Chúng tôi khẳng định một chân lý hiển nhiên rằng mọi người sinh ra đều bình đẳng, rằng tạo hóa đã ban cho họ những quyền tất yếu và bất khả xâm phạm, trong đó có quyền sống, quyền được tự do và mưu cầu hạnh phúc . . . (Lời Mở Đầu Của Tuyên Ngôn Độc Lập Mỹ)
Thursday, October 31, 2019
Trại Minh Long.
Special Forces Camps In I Corps: SF Camp Minh Long, A-108 The "old" I Corps Special Forces camp at Minh Long started 15 Feb 66. Like many A-camps in I Corps, Camp Minh Long was the result of the work of many A-teams. A proposed camp at Hiep Duc was scheduled for opening o/a/ July, 1966. When A Shau was overrun, A7/15, which had transferred to 5th SFGA, was already established at Tien Phuoc. As the A Shau team became available, it was put into Tien Phuoc and the team at Gia Vuc A-103 was re-designated A-108 and transferred to Minh Long, which had been opened by A-110 (see A-110). Minh Long was located in Minh Long District, Quang Ngai Province. ; Camp Minh Long moved to its "new" location 25 Aug 66. The camp converted to ARVN Rangers Mar 70.
Minh Long is located in the Phuoc Giang River valley about 23 kilometers south-southwest of Quang Ngai City.
On the morning of 06 March 1967 a patrol from the Special Forces camp, led by two US soldiers, operating in the valley about 8 kilometers north of the Minh Long airfield was ambushed by a much larger VC force.
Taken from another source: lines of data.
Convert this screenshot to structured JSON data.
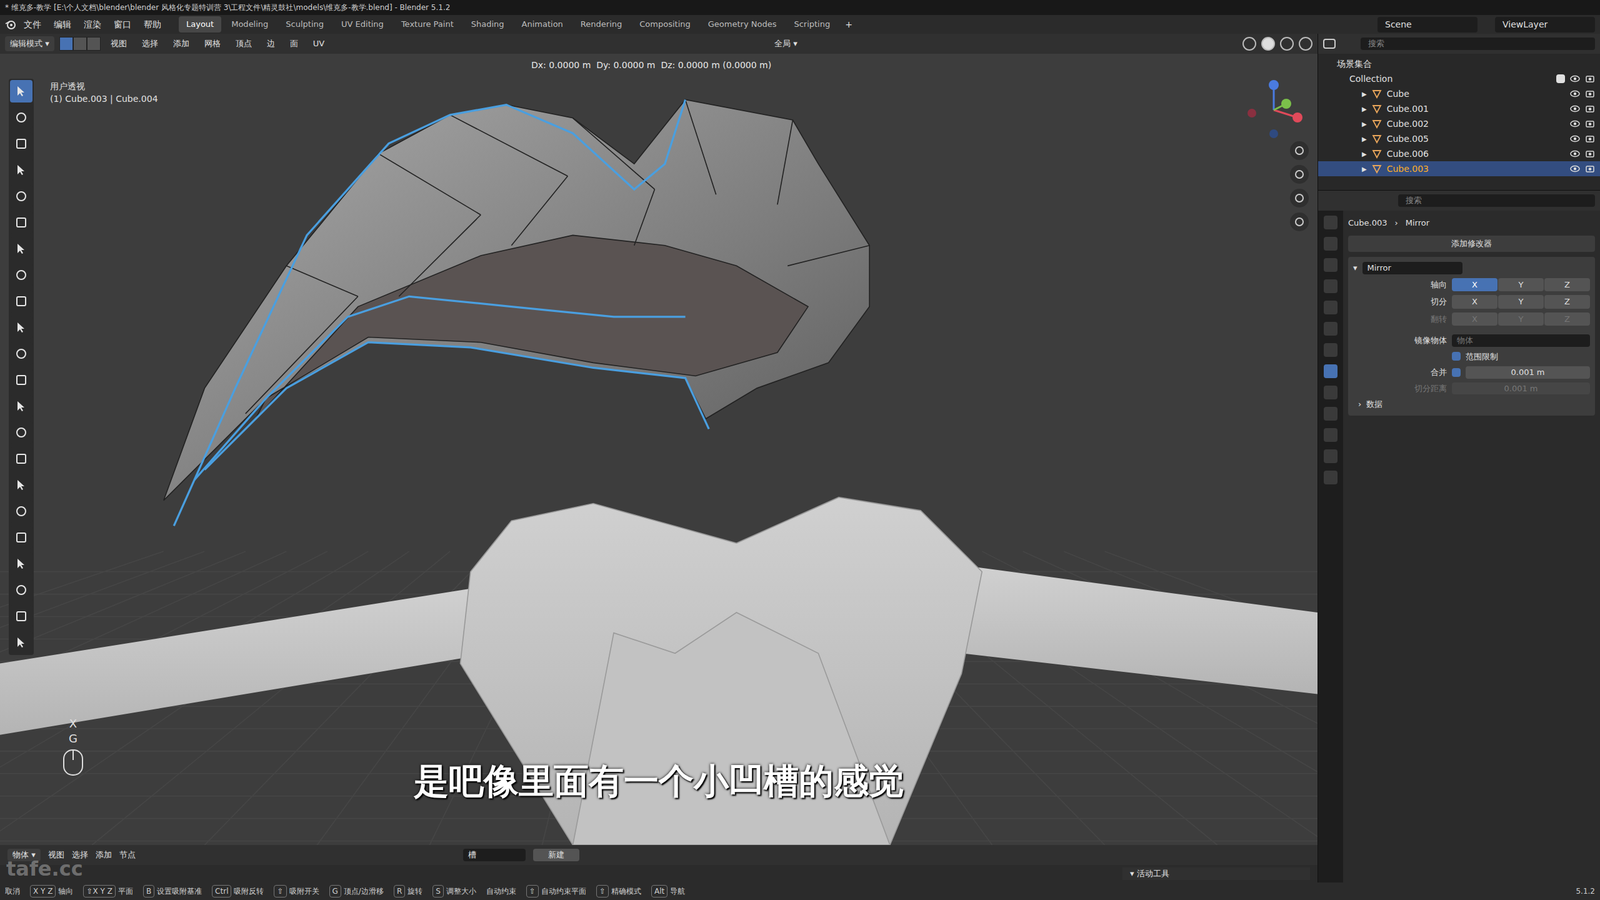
{
  "window": {
    "title": "* 维克多-教学 [E:\\个人文档\\blender\\blender 风格化专题特训营 3\\工程文件\\精灵鼓社\\models\\维克多-教学.blend] - Blender 5.1.2"
  },
  "menus": [
    "文件",
    "编辑",
    "渲染",
    "窗口",
    "帮助"
  ],
  "workspaces": [
    {
      "label": "Layout",
      "selected": true
    },
    {
      "label": "Modeling",
      "selected": false
    },
    {
      "label": "Sculpting",
      "selected": false
    },
    {
      "label": "UV Editing",
      "selected": false
    },
    {
      "label": "Texture Paint",
      "selected": false
    },
    {
      "label": "Shading",
      "selected": false
    },
    {
      "label": "Animation",
      "selected": false
    },
    {
      "label": "Rendering",
      "selected": false
    },
    {
      "label": "Compositing",
      "selected": false
    },
    {
      "label": "Geometry Nodes",
      "selected": false
    },
    {
      "label": "Scripting",
      "selected": false
    }
  ],
  "add_workspace": "+",
  "scene": "Scene",
  "view_layer": "ViewLayer",
  "viewport_header": {
    "mode": "编辑模式",
    "select_modes": [
      {
        "selected": true
      },
      {
        "selected": false
      },
      {
        "selected": false
      }
    ],
    "menus": [
      "视图",
      "选择",
      "添加",
      "网格",
      "顶点",
      "边",
      "面",
      "UV"
    ],
    "orientation": "全局"
  },
  "readout": "Dx: 0.0000 m  Dy: 0.0000 m  Dz: 0.0000 m (0.0000 m)",
  "viewport": {
    "view_name": "用户透视",
    "object_info": "(1) Cube.003 | Cube.004",
    "subtitle": "是吧像里面有一个小凹槽的感觉",
    "keys": [
      "X",
      "G"
    ],
    "watermark": "tafe.cc"
  },
  "tools": [
    {
      "selected": true
    },
    {
      "selected": false
    },
    {
      "selected": false
    },
    {
      "selected": false
    },
    {
      "selected": false
    },
    {
      "selected": false
    },
    {
      "selected": false
    },
    {
      "selected": false
    },
    {
      "selected": false
    },
    {
      "selected": false
    },
    {
      "selected": false
    },
    {
      "selected": false
    },
    {
      "selected": false
    },
    {
      "selected": false
    },
    {
      "selected": false
    },
    {
      "selected": false
    },
    {
      "selected": false
    },
    {
      "selected": false
    },
    {
      "selected": false
    },
    {
      "selected": false
    },
    {
      "selected": false
    },
    {
      "selected": false
    }
  ],
  "outliner": {
    "search": "搜索",
    "root": "场景集合",
    "collection": "Collection",
    "items": [
      {
        "name": "Cube",
        "selected": false
      },
      {
        "name": "Cube.001",
        "selected": false
      },
      {
        "name": "Cube.002",
        "selected": false
      },
      {
        "name": "Cube.005",
        "selected": false
      },
      {
        "name": "Cube.006",
        "selected": false
      },
      {
        "name": "Cube.003",
        "selected": true
      }
    ]
  },
  "properties": {
    "search": "搜索",
    "object": "Cube.003",
    "modifier_crumb": "Mirror",
    "add_modifier": "添加修改器",
    "modifier_name": "Mirror",
    "axis_rows": [
      {
        "label": "轴向",
        "disabled": false,
        "axes": [
          {
            "label": "X",
            "selected": true
          },
          {
            "label": "Y",
            "selected": false
          },
          {
            "label": "Z",
            "selected": false
          }
        ]
      },
      {
        "label": "切分",
        "disabled": false,
        "axes": [
          {
            "label": "X",
            "selected": false
          },
          {
            "label": "Y",
            "selected": false
          },
          {
            "label": "Z",
            "selected": false
          }
        ]
      },
      {
        "label": "翻转",
        "disabled": true,
        "axes": [
          {
            "label": "X",
            "selected": false
          },
          {
            "label": "Y",
            "selected": false
          },
          {
            "label": "Z",
            "selected": false
          }
        ]
      }
    ],
    "mirror_object_label": "镜像物体",
    "mirror_object_placeholder": "物体",
    "clip_label": "范围限制",
    "clip_checked": true,
    "merge_label": "合并",
    "merge_checked": true,
    "merge_value": "0.001 m",
    "bisect_label": "切分距离",
    "bisect_value": "0.001 m",
    "bisect_disabled": true,
    "data_label": "数据",
    "data_expanded": false
  },
  "timeline_header": {
    "mode": "物体",
    "menus": [
      "视图",
      "选择",
      "添加",
      "节点"
    ],
    "slot": "槽",
    "new": "新建",
    "active_tool": "活动工具"
  },
  "status_bar": {
    "items": [
      {
        "key": "",
        "label": "取消"
      },
      {
        "key": "X Y Z",
        "label": "轴向"
      },
      {
        "key": "⇧X Y Z",
        "label": "平面"
      },
      {
        "key": "B",
        "label": "设置吸附基准"
      },
      {
        "key": "Ctrl",
        "label": "吸附反转"
      },
      {
        "key": "⇧",
        "label": "吸附开关"
      },
      {
        "key": "G",
        "label": "顶点/边滑移"
      },
      {
        "key": "R",
        "label": "旋转"
      },
      {
        "key": "S",
        "label": "调整大小"
      },
      {
        "key": "",
        "label": "自动约束"
      },
      {
        "key": "⇧",
        "label": "自动约束平面"
      },
      {
        "key": "⇧",
        "label": "精确模式"
      },
      {
        "key": "Alt",
        "label": "导航"
      }
    ],
    "version": "5.1.2"
  }
}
The South Vietnamese irregulars broke under the attack and scattered. A reaction force was promptly dispatched under command of Master Sergeant Joseph Sanchez with Staff Sergeant Michael Stearns as his second-in-command. On arrival in the area they rounded up about 30 members of the original patrol and set them to securing a landing zone in preparation for reinforcements. When MSG Sanchez thought he had enough troops - about 60 men all told - the force set off area of engagement. They had moved only about 500 meters when they too came under heavy attack. These troops held but were forced to withdraw from the killing zone. After they had pulled back a short distance, MSG Sanchez realized SSG Stearns and two Vietnamese sergeants were missing - and he went back after them. He was killed while trying to reach them.
At this point there were four missing Americans, two from the original patrol and two from the reaction force: • MSG Thomas J. Sanchez, Pasadena, CA (Dist Svc Cross) • SSG Jacob G. Roth • SSG Michael F. Stearns, San Francisco, CA (Silver Star) • SP4 Burt C. Small, Savannah, GA
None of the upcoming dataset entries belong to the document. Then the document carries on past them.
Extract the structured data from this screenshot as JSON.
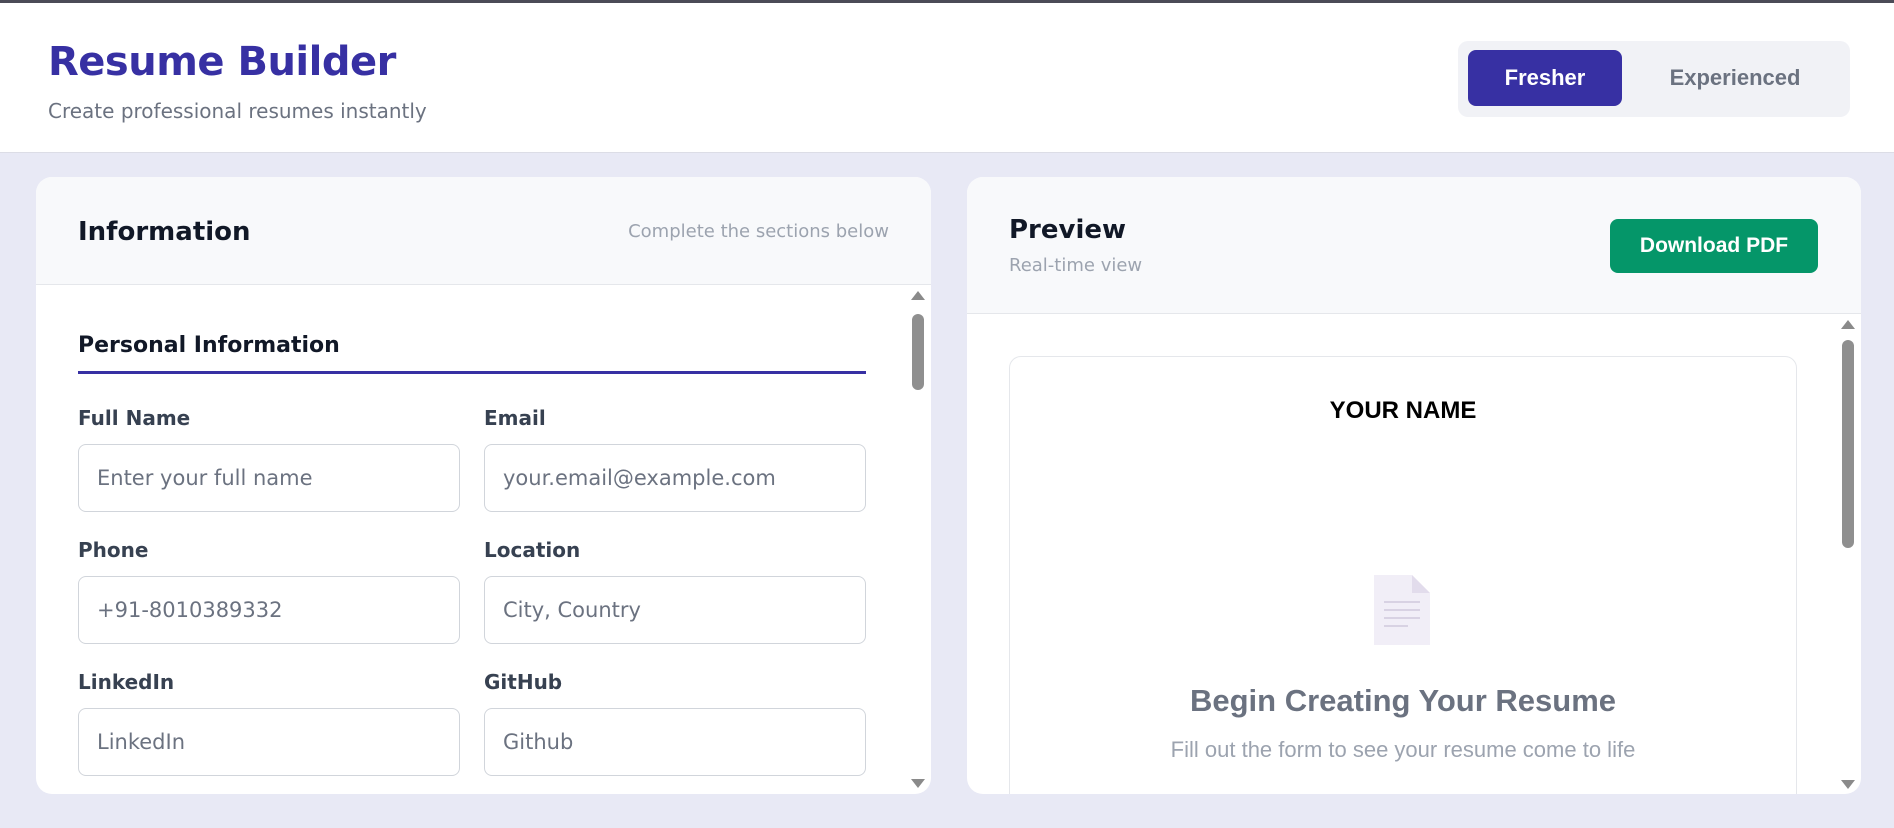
{
  "header": {
    "title": "Resume Builder",
    "subtitle": "Create professional resumes instantly",
    "modes": {
      "active": "Fresher",
      "inactive": "Experienced"
    }
  },
  "form_panel": {
    "title": "Information",
    "hint": "Complete the sections below",
    "section_title": "Personal Information",
    "fields": {
      "full_name": {
        "label": "Full Name",
        "placeholder": "Enter your full name"
      },
      "email": {
        "label": "Email",
        "placeholder": "your.email@example.com"
      },
      "phone": {
        "label": "Phone",
        "placeholder": "+91-8010389332"
      },
      "location": {
        "label": "Location",
        "placeholder": "City, Country"
      },
      "linkedin": {
        "label": "LinkedIn",
        "placeholder": "LinkedIn"
      },
      "github": {
        "label": "GitHub",
        "placeholder": "Github"
      }
    }
  },
  "preview_panel": {
    "title": "Preview",
    "subtitle": "Real-time view",
    "download_label": "Download PDF",
    "resume_name": "YOUR NAME",
    "empty_icon": "document-icon",
    "empty_title": "Begin Creating Your Resume",
    "empty_desc": "Fill out the form to see your resume come to life"
  },
  "colors": {
    "brand": "#3730a3",
    "download": "#059669",
    "background": "#e8e9f5"
  }
}
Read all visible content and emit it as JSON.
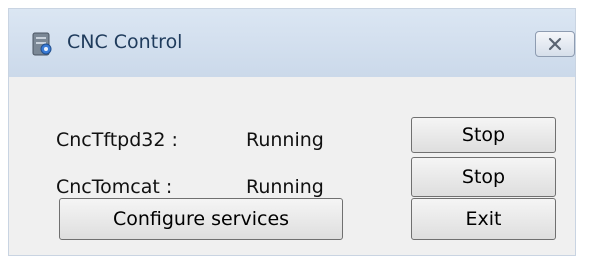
{
  "window": {
    "title": "CNC Control"
  },
  "services": [
    {
      "name": "CncTftpd32 :",
      "status": "Running",
      "action": "Stop"
    },
    {
      "name": "CncTomcat :",
      "status": "Running",
      "action": "Stop"
    }
  ],
  "buttons": {
    "configure": "Configure services",
    "exit": "Exit"
  },
  "icons": {
    "app": "server-gear-icon",
    "close": "close-icon"
  }
}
SSG Roth was rescued on 06 March. On 07 March a CIDG patrol captured a Montagnard soldier who, when interrogated, acknowledged being a part of the ambush force and said that one American had been captured. When the bodies of MSG Sanchez and SSG Stearns were recovered on 09 March it was clear that SP4 Small had been captured.
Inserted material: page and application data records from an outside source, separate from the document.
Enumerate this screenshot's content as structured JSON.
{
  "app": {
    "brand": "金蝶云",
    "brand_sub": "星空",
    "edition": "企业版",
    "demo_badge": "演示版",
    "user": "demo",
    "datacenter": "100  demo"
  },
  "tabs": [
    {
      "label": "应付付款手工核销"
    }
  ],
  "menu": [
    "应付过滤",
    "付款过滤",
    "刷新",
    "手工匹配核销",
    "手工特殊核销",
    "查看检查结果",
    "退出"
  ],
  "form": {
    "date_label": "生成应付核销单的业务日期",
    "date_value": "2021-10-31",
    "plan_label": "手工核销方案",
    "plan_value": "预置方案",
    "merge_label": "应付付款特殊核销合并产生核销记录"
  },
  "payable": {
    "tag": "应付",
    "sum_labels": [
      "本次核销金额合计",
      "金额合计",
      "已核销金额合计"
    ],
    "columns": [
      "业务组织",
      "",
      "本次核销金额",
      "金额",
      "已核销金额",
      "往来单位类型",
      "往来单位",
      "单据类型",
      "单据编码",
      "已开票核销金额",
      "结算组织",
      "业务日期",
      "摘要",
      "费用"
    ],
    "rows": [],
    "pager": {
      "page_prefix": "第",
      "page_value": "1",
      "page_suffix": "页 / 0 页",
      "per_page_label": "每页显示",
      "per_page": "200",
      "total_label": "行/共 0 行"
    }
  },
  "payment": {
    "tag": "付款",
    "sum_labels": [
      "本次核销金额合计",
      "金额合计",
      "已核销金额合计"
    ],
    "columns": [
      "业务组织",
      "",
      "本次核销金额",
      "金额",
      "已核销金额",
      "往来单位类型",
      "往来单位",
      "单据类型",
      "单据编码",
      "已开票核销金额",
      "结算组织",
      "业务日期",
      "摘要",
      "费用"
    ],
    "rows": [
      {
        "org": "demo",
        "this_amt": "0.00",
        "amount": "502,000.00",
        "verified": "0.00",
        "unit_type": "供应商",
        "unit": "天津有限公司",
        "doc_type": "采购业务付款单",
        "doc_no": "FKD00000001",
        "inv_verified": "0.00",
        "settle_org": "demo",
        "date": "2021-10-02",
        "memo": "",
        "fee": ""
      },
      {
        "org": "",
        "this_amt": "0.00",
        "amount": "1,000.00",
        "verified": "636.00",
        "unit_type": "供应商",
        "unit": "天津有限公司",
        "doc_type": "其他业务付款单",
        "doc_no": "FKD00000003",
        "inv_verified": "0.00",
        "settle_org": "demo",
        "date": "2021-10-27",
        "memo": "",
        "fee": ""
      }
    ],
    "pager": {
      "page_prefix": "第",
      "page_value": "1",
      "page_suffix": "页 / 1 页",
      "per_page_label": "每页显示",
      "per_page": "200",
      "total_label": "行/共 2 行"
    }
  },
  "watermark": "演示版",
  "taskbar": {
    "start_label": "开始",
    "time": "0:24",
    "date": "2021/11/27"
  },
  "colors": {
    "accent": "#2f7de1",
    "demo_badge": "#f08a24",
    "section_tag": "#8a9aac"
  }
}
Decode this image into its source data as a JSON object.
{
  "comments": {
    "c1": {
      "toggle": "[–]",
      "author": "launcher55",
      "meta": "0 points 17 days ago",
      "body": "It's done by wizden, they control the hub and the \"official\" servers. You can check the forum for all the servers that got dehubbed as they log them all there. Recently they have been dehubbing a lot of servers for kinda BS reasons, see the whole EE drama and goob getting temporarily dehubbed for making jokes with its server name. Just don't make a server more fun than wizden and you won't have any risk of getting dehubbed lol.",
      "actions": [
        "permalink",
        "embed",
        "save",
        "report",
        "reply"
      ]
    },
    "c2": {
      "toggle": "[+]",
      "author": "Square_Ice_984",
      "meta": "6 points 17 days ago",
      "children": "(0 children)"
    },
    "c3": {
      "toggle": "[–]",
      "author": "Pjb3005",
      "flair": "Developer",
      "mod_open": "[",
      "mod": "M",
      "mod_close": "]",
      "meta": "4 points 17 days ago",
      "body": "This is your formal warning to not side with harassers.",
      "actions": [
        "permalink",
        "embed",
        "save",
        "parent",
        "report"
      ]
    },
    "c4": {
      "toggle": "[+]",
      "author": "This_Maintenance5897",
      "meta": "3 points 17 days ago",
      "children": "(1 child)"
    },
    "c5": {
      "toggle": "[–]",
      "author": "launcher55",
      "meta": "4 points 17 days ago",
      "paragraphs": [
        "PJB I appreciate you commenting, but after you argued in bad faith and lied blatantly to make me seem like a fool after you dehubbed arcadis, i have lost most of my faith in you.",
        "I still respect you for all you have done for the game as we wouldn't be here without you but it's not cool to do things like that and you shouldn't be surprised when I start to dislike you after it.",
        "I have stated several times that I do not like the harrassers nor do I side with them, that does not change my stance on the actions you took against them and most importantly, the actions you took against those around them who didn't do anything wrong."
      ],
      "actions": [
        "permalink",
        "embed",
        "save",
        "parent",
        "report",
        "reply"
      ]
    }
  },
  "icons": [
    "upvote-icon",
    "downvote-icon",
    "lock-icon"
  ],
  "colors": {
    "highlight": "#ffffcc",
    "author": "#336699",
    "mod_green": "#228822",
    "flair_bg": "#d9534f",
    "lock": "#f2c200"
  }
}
Searches of the area were not successful - the VC had withdrawn into the mountains, taking SP4 Small with them - and he was never seen again. Small was carried as Missing in Action until 31 Oct 1977, when the Secretary of the Army approved a Presumptive Finding of Death. His remains have not been repatriated.